If you have gotten a letter from the IRS claiming you owe a tax bill you believe is incorrect, here are some steps to take.
Get your paperwork together
In your response to the IRS letter, clearly state what the agency’s error was. Provide documentation to back up your assertion. For example, if the IRS seems to be double-counting the income listed on your W-2, a copy of your W-2 would help show the error, as would a statement of your actual income.
The IRS might not respond to your response letter. You might have to contact the contact person named in the initial letter several times to get a resolution. If you get nowhere with them, you should politely ask to deal with their supervisor instead. Don’t give up.
Consider professional help
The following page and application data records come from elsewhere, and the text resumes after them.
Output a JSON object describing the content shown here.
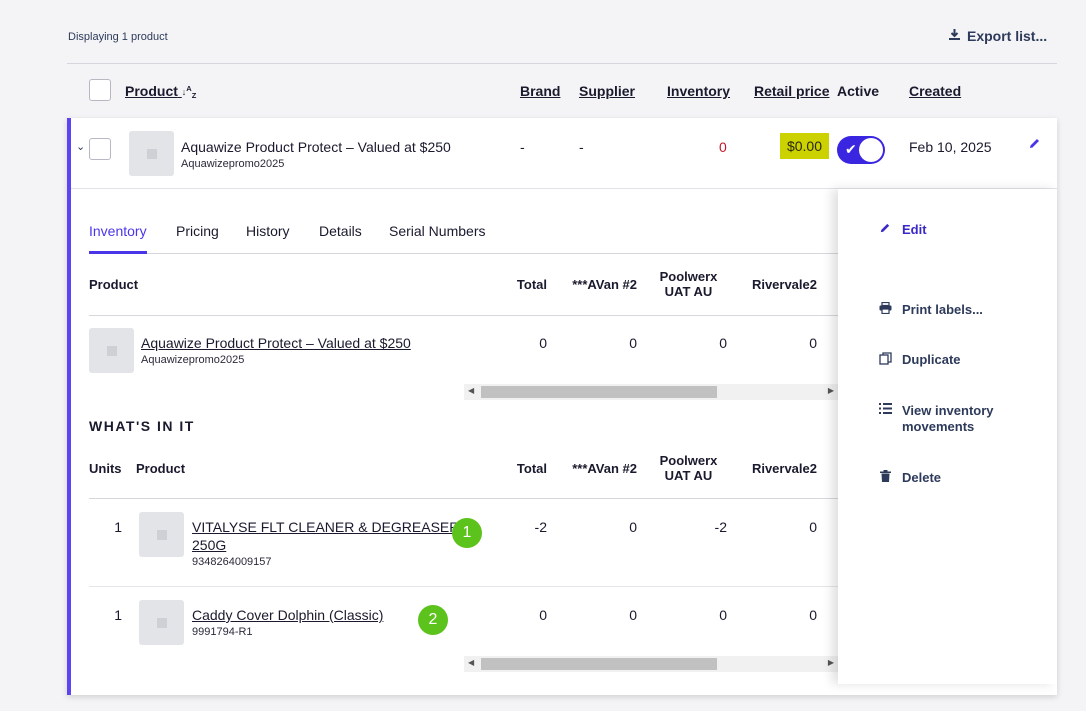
{
  "top": {
    "displaying": "Displaying 1 product",
    "export_label": "Export list..."
  },
  "columns": {
    "product": "Product",
    "brand": "Brand",
    "supplier": "Supplier",
    "inventory": "Inventory",
    "retail_price": "Retail price",
    "active": "Active",
    "created": "Created"
  },
  "product_row": {
    "name": "Aquawize Product Protect – Valued at $250",
    "sku": "Aquawizepromo2025",
    "brand": "-",
    "supplier": "-",
    "inventory": "0",
    "retail_price": "$0.00",
    "active": true,
    "created": "Feb 10, 2025"
  },
  "tabs": [
    "Inventory",
    "Pricing",
    "History",
    "Details",
    "Serial Numbers"
  ],
  "inventory_table": {
    "headers": {
      "product": "Product",
      "total": "Total",
      "avan": "***AVan #2",
      "poolwerx_1": "Poolwerx",
      "poolwerx_2": "UAT AU",
      "rivervale": "Rivervale2"
    },
    "row": {
      "name": "Aquawize Product Protect – Valued at $250",
      "sku": "Aquawizepromo2025",
      "total": "0",
      "avan": "0",
      "poolwerx": "0",
      "rivervale": "0"
    }
  },
  "whats_in_it": {
    "title": "WHAT'S IN IT",
    "headers": {
      "units": "Units",
      "product": "Product",
      "total": "Total",
      "avan": "***AVan #2",
      "poolwerx_1": "Poolwerx",
      "poolwerx_2": "UAT AU",
      "rivervale": "Rivervale2"
    },
    "rows": [
      {
        "units": "1",
        "name_1": "VITALYSE FLT CLEANER & DEGREASER -",
        "name_2": "250G",
        "sku": "9348264009157",
        "badge": "1",
        "total": "-2",
        "avan": "0",
        "poolwerx": "-2",
        "rivervale": "0"
      },
      {
        "units": "1",
        "name_1": "Caddy Cover Dolphin (Classic)",
        "sku": "9991794-R1",
        "badge": "2",
        "total": "0",
        "avan": "0",
        "poolwerx": "0",
        "rivervale": "0"
      }
    ]
  },
  "actions": {
    "edit": "Edit",
    "print": "Print labels...",
    "duplicate": "Duplicate",
    "movements_1": "View inventory",
    "movements_2": "movements",
    "delete": "Delete"
  },
  "colors": {
    "accent": "#4a36e8",
    "price_badge": "#ccd100",
    "badge_green": "#5cc21c",
    "negative": "#c0182a"
  }
}
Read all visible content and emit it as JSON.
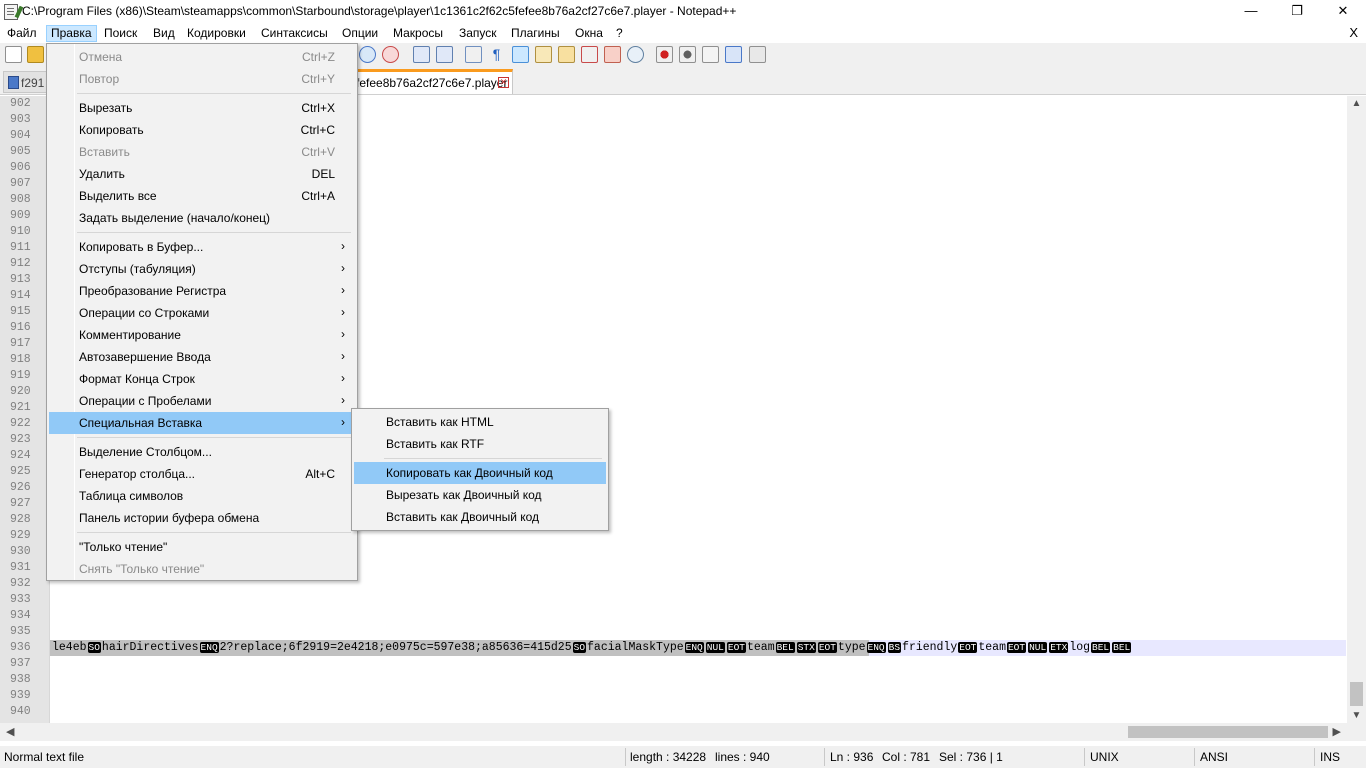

A larger disputed tax bill, such as one of $50,000 or more, puts you in danger of getting into a big financial hole. In this case, it may make sense for you to turn to a tax attorney to get the matter resolved. For one thing, if the IRS won’t recognize its mistake, you may need to file a lawsuit.